Hydroponic Vegetable Gardening Indoors

Jeanne Grunert
lettuce growing in hydroponic system

Hydroponics is the science of growing plants without soil. In hydroponic gardening, plants grow in a water medium infused with the macro and micronutrients they need to thrive. Once thought the purview of science fiction, hydroponic gardening has gained renewed interest as gardeners seek to grow vegetables indoors to ensure a steady supply of organic produce year-round.

Indoor Hydroponic Vegetable Gardening

Anyone can start a hydroponic garden. You don't even need to purchase fancy equipment. You can use recycled materials to start a hydroponic garden.

Plastic Container

Hydroponic gardens grow plants in water mixed with nutrient solution rather than soil. You'll need a waterproof container such as an old plastic bucket with a lid. Master Gardener Marcy Stanton suggests using an old Styrofoam container such as the kind fish stores use to transport and sell their stock. Many will give away the cartons free, but you'll need to let them air out for a while to get rid of the fishy smell! A better choice may be the frosting canisters used by commercial bakeries. These are large plastic buckets or tubs holding a gallon or more of commercial cake frosting or batter. Many restaurants, bakeries and other food service companies throw them out when they are empty. Ask if you can have any they are discarding. Wash them with soap and water and rinse thoroughly, then let them air dry before using.
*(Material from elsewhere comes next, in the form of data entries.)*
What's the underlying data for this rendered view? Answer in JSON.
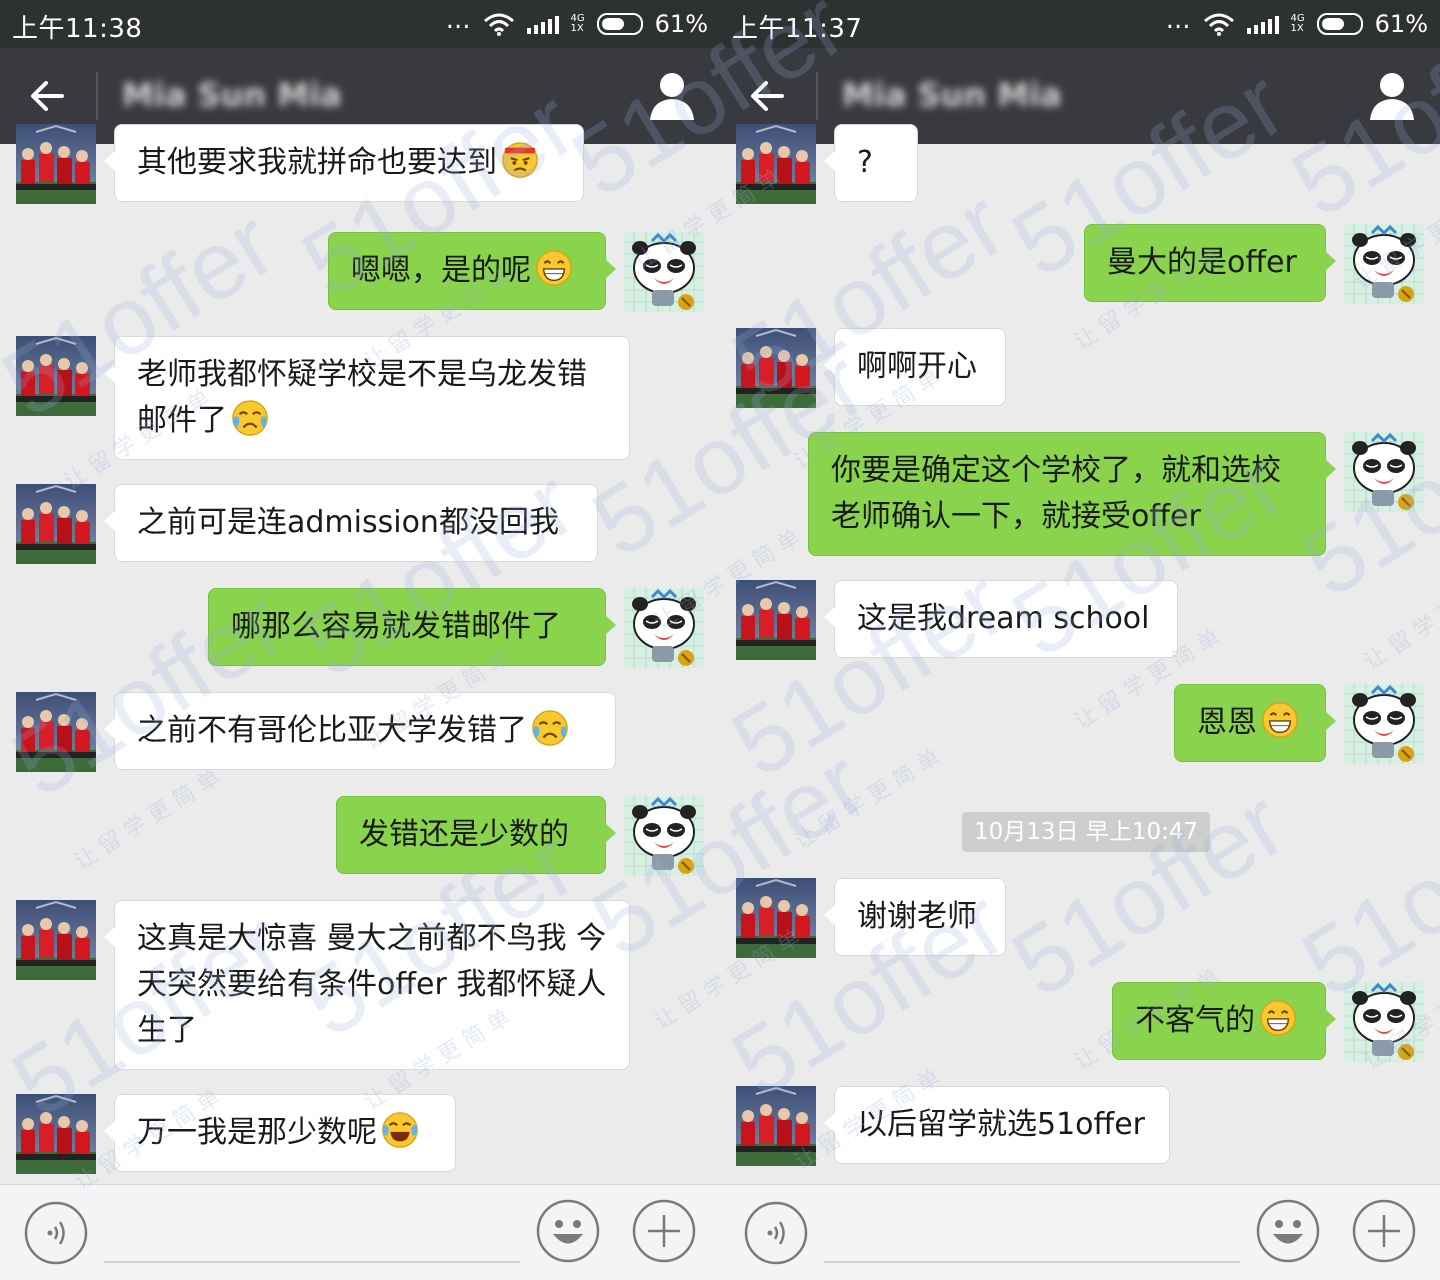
{
  "left_screen": {
    "status": {
      "time": "上午11:38",
      "dots": "...",
      "net_top": "4G",
      "net_bottom": "1X",
      "battery": "61%"
    },
    "title": "Mia Sun Mia",
    "messages": [
      {
        "side": "left",
        "text": "其他要求我就拼命也要达到",
        "emoji": "angry"
      },
      {
        "side": "right",
        "text": "嗯嗯，是的呢",
        "emoji": "grin"
      },
      {
        "side": "left",
        "lines": [
          "老师我都怀疑学校是不是乌龙发错",
          "邮件了"
        ],
        "emoji": "cry"
      },
      {
        "side": "left",
        "text": "之前可是连admission都没回我"
      },
      {
        "side": "right",
        "text": "哪那么容易就发错邮件了"
      },
      {
        "side": "left",
        "text": "之前不有哥伦比亚大学发错了",
        "emoji": "cry"
      },
      {
        "side": "right",
        "text": "发错还是少数的"
      },
      {
        "side": "left",
        "lines": [
          "这真是大惊喜 曼大之前都不鸟我 今",
          "天突然要给有条件offer 我都怀疑人",
          "生了"
        ]
      },
      {
        "side": "left",
        "text": "万一我是那少数呢",
        "emoji": "joy"
      }
    ]
  },
  "right_screen": {
    "status": {
      "time": "上午11:37",
      "dots": "...",
      "net_top": "4G",
      "net_bottom": "1X",
      "battery": "61%"
    },
    "title": "Mia Sun Mia",
    "messages": [
      {
        "side": "left",
        "text": "?"
      },
      {
        "side": "right",
        "text": "曼大的是offer"
      },
      {
        "side": "left",
        "text": "啊啊开心"
      },
      {
        "side": "right",
        "lines": [
          "你要是确定这个学校了，就和选校",
          "老师确认一下，就接受offer"
        ]
      },
      {
        "side": "left",
        "text": "这是我dream school"
      },
      {
        "side": "right",
        "text": "恩恩",
        "emoji": "grin"
      },
      {
        "timestamp": "10月13日 早上10:47"
      },
      {
        "side": "left",
        "text": "谢谢老师"
      },
      {
        "side": "right",
        "text": "不客气的",
        "emoji": "grin"
      },
      {
        "side": "left",
        "text": "以后留学就选51offer"
      }
    ]
  },
  "watermark": {
    "brand": "51offer",
    "tagline": "让 留 学 更 简 单"
  },
  "colors": {
    "status_bar": "#2e3132",
    "app_bar": "#393a3f",
    "chat_bg": "#ebebeb",
    "sent_bubble": "#8ad34c",
    "received_bubble": "#ffffff"
  },
  "icons": {
    "back": "arrow-left-icon",
    "profile": "person-icon",
    "voice": "voice-icon",
    "emoji": "smiley-icon",
    "more": "plus-icon"
  }
}
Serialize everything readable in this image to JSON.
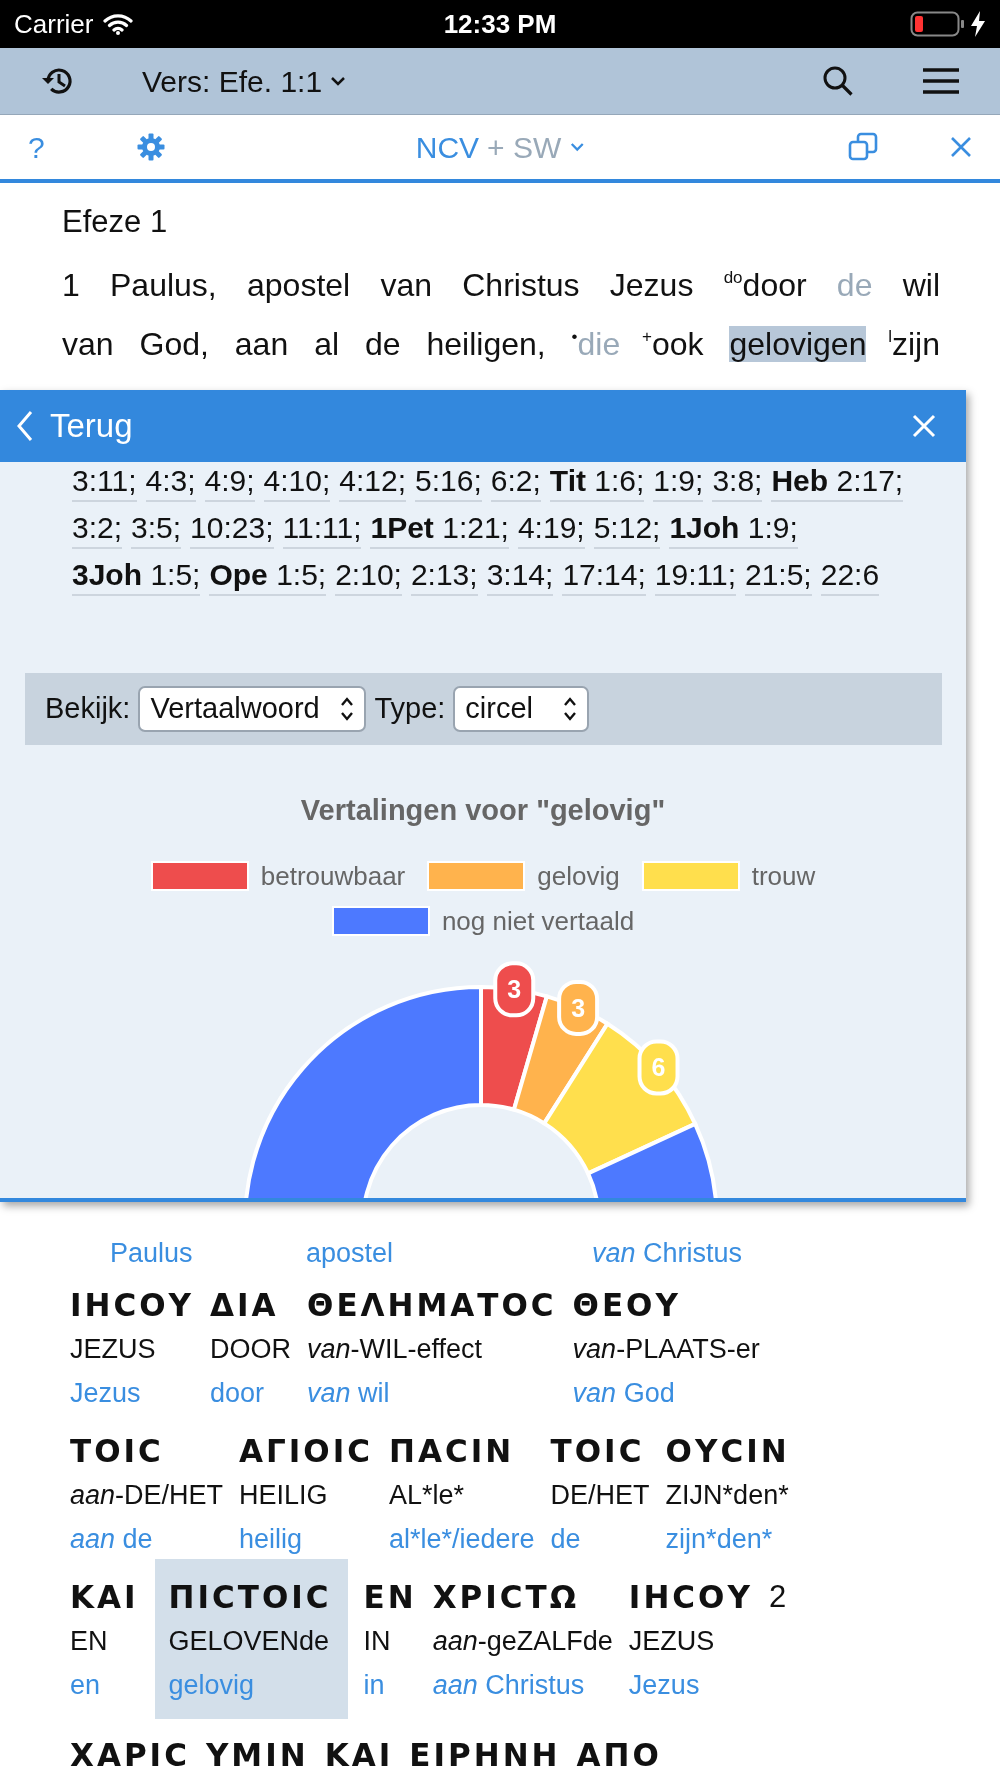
{
  "status_bar": {
    "carrier": "Carrier",
    "time": "12:33 PM"
  },
  "nav_bar": {
    "verse_picker": "Vers: Efe. 1:1"
  },
  "toolbar": {
    "help": "?",
    "translation": [
      {
        "text": "NCV",
        "active": true
      },
      {
        "text": "+ SW",
        "active": false
      }
    ]
  },
  "chapter_title": "Efeze 1",
  "verse_lines": [
    [
      {
        "kind": "text",
        "text": "1 Paulus, apostel van Christus Jezus "
      },
      {
        "kind": "marker",
        "text": "do"
      },
      {
        "kind": "text",
        "text": "door "
      },
      {
        "kind": "faded",
        "text": "de"
      },
      {
        "kind": "text",
        "text": " wil"
      }
    ],
    [
      {
        "kind": "text",
        "text": "van God, aan al de heiligen, "
      },
      {
        "kind": "marker",
        "text": "•"
      },
      {
        "kind": "faded",
        "text": "die"
      },
      {
        "kind": "marker",
        "text": " +"
      },
      {
        "kind": "text",
        "text": "ook "
      },
      {
        "kind": "highlight",
        "text": "gelovigen"
      },
      {
        "kind": "marker",
        "text": " l"
      },
      {
        "kind": "text",
        "text": "zijn"
      }
    ]
  ],
  "popup": {
    "back": "Terug",
    "references": [
      {
        "ref": "3:11;"
      },
      {
        "ref": "4:3;"
      },
      {
        "ref": "4:9;"
      },
      {
        "ref": "4:10;"
      },
      {
        "ref": "4:12;"
      },
      {
        "ref": "5:16;"
      },
      {
        "ref": "6:2;"
      },
      {
        "book": "Tit",
        "ref": "1:6;"
      },
      {
        "ref": "1:9;"
      },
      {
        "ref": "3:8;"
      },
      {
        "book": "Heb",
        "ref": "2:17;"
      },
      {
        "ref": "3:2;"
      },
      {
        "ref": "3:5;"
      },
      {
        "ref": "10:23;"
      },
      {
        "ref": "11:11;"
      },
      {
        "book": "1Pet",
        "ref": "1:21;"
      },
      {
        "ref": "4:19;"
      },
      {
        "ref": "5:12;"
      },
      {
        "book": "1Joh",
        "ref": "1:9;"
      },
      {
        "book": "3Joh",
        "ref": "1:5;"
      },
      {
        "book": "Ope",
        "ref": "1:5;"
      },
      {
        "ref": "2:10;"
      },
      {
        "ref": "2:13;"
      },
      {
        "ref": "3:14;"
      },
      {
        "ref": "17:14;"
      },
      {
        "ref": "19:11;"
      },
      {
        "ref": "21:5;"
      },
      {
        "ref": "22:6"
      }
    ],
    "filter": {
      "view_label": "Bekijk:",
      "view_value": "Vertaalwoord",
      "type_label": "Type:",
      "type_value": "circel"
    },
    "chart_data": {
      "type": "donut",
      "title": "Vertalingen voor \"gelovig\"",
      "categories": [
        "betrouwbaar",
        "gelovig",
        "trouw",
        "nog niet vertaald"
      ],
      "series": [
        {
          "values": [
            4.5,
            4.5,
            9.1,
            81.9
          ]
        }
      ],
      "colors": [
        "#ee4d4d",
        "#ffb34d",
        "#ffdf4d",
        "#4d79ff"
      ],
      "value_labels": [
        "3",
        "3",
        "6",
        null
      ],
      "legend": "top"
    }
  },
  "interlinear": [
    {
      "words": [
        {
          "kind": "word",
          "translation": "Paulus",
          "selected": false
        },
        {
          "kind": "word",
          "translation": "apostel",
          "selected": false
        },
        {
          "kind": "word",
          "translation": "*van* Christus",
          "selected": false
        }
      ]
    },
    {
      "words": [
        {
          "kind": "word",
          "greek": "ΙΗϹΟΥ",
          "gloss": "JEZUS",
          "translation": "Jezus",
          "selected": false
        },
        {
          "kind": "word",
          "greek": "ΔΙΑ",
          "gloss": "DOOR",
          "translation": "door",
          "selected": false
        },
        {
          "kind": "word",
          "greek": "ΘΕΛΗΜΑΤΟϹ",
          "gloss": "*van*-WIL-effect",
          "translation": "*van* wil",
          "selected": false
        },
        {
          "kind": "word",
          "greek": "ΘΕΟΥ",
          "gloss": "*van*-PLAATS-er",
          "translation": "*van* God",
          "selected": false
        }
      ]
    },
    {
      "words": [
        {
          "kind": "word",
          "greek": "ΤΟΙϹ",
          "gloss": "*aan*-DE/HET",
          "translation": "*aan* de",
          "selected": false
        },
        {
          "kind": "word",
          "greek": "ΑΓΙΟΙϹ",
          "gloss": "HEILIG",
          "translation": "heilig",
          "selected": false
        },
        {
          "kind": "word",
          "greek": "ΠΑϹΙΝ",
          "gloss": "AL*le*",
          "translation": "al*le*/iedere",
          "selected": false
        },
        {
          "kind": "word",
          "greek": "ΤΟΙϹ",
          "gloss": "DE/HET",
          "translation": "de",
          "selected": false
        },
        {
          "kind": "word",
          "greek": "ΟΥϹΙΝ",
          "gloss": "ZIJN*den*",
          "translation": "zijn*den*",
          "selected": false
        }
      ]
    },
    {
      "words": [
        {
          "kind": "word",
          "greek": "ΚΑΙ",
          "gloss": "EN",
          "translation": "en",
          "selected": false
        },
        {
          "kind": "word",
          "greek": "ΠΙϹΤΟΙϹ",
          "gloss": "GELOVENde",
          "translation": "gelovig",
          "selected": true
        },
        {
          "kind": "word",
          "greek": "ΕΝ",
          "gloss": "IN",
          "translation": "in",
          "selected": false
        },
        {
          "kind": "word",
          "greek": "ΧΡΙϹΤΩ",
          "gloss": "*aan*-geZALFde",
          "translation": "*aan* Christus",
          "selected": false
        },
        {
          "kind": "word",
          "greek": "ΙΗϹΟΥ",
          "gloss": "JEZUS",
          "translation": "Jezus",
          "selected": false
        },
        {
          "kind": "verse_number",
          "greek": "2",
          "selected": false
        }
      ]
    },
    {
      "words": [
        {
          "kind": "word",
          "greek": "ΧΑΡΙϹ",
          "selected": false
        },
        {
          "kind": "word",
          "greek": "ΥΜΙΝ",
          "selected": false
        },
        {
          "kind": "word",
          "greek": "ΚΑΙ",
          "selected": false
        },
        {
          "kind": "word",
          "greek": "ΕΙΡΗΝΗ",
          "selected": false
        },
        {
          "kind": "word",
          "greek": "ΑΠΟ",
          "selected": false
        }
      ]
    }
  ]
}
Lights

You will need a good lighting system and a timer for your hydroponic garden. A fluorescent light fixture purchased at the hardware store that can hold two tube light bulbs supplies plenty of light for your hydroponic garden. Add a timer to the system so the lights go on and off automatically.

Water and Nutrients

Plain old tap water is fine for your hydroponic garden. For plant food, purchase a liquid 15-15-15 fertilizer or a 15-20-15 fertilizer. Wait until the plants have roots to add fertilizer to the soil.

Seed Starting

You can grow many vegetables indoors, but most people enjoy growing lettuce and other green, leafy vegetables indoors during the winter months. You'll need a mesh bag and some seed starting medium as well as a package or two of your favorite seeds. Add the seed starting medium to the bag, suspend it in your plastic container, and add seeds. Once the seeds develop roots, add the water and fertilizer mixture to the container.

Aquarium Pump and Timer

Aerating the water and nutrient mixture in the hydroponic system helps plants thrive as well as prevents algae and bacteria from growing in the water. A simple fish tank pump set on a second timer that aerates the water each day works fine. You can buy a fish tank pump at a pet store or even find them secondhand at thrift shops or garage sales.

Setting Up Your System

Place your hydroponic system in an area of the house where it won't be disturbed by curious children or pets. It's especially important in households with pets to place a lid on the water container so curious pets don't drink the fertilizer-infused water; prevent poisoning accidents and call your veterinarian immediately if you suspect your pet has sipped the hydroponic solution!

Lettuce and greens like cool temperatures of 50 to 70 degrees, so a basement, garage or similar area is ideal. Place the water containers on a table and hang your light fixture over the table. Add the fish tank pump to the container. Place timers on the lights and the pump.

Cut holes about 5/8 of an inch in the lids of your containers. You'll suspend the net with the seed starting medium through the holes and eventually, as the seeds sprout, this is where your plants will be suspended. You can make a net from an old string bag such as the kind used to hold onions or tulips in the fall. Fall bulb bags are ideal because the holes in the netting are smaller. Add water to your containers. As the roots develop, add the fertilizer solution. Check the water level weekly to ensure adequate water reaches the roots of the plants.

Tomatoes, peppers and other heat-loving vegetables should be placed in a warmer environment. These take a longer time to grown and need more space. As they grow taller, you may need to increase the distance between the light fixture and the tabletop, so be ready to move or raise the fixture.

Hydroponic Gardens, the Wave of the Future

Hydroponic gardens may someday produce food for apartment dwellers, urbanites and people with contaminated soil. Hydroponic experiments make great science fair projects for children, especially if you use clear growing containers so the children can watch the plant's roots develop.

Someday, outposts in space may use hydroponic gardening techniques to grow fresh food for astronauts, explorers and colonists. If you think that's science fiction, consider that just 30 years ago, many people would have thought the Internet was science fiction, too! Experiment and have fun with hydroponic gardening. It's another great way to add fresh vegetables to your table in the middle of winter.

Hydroponic Vegetable Gardening Indoors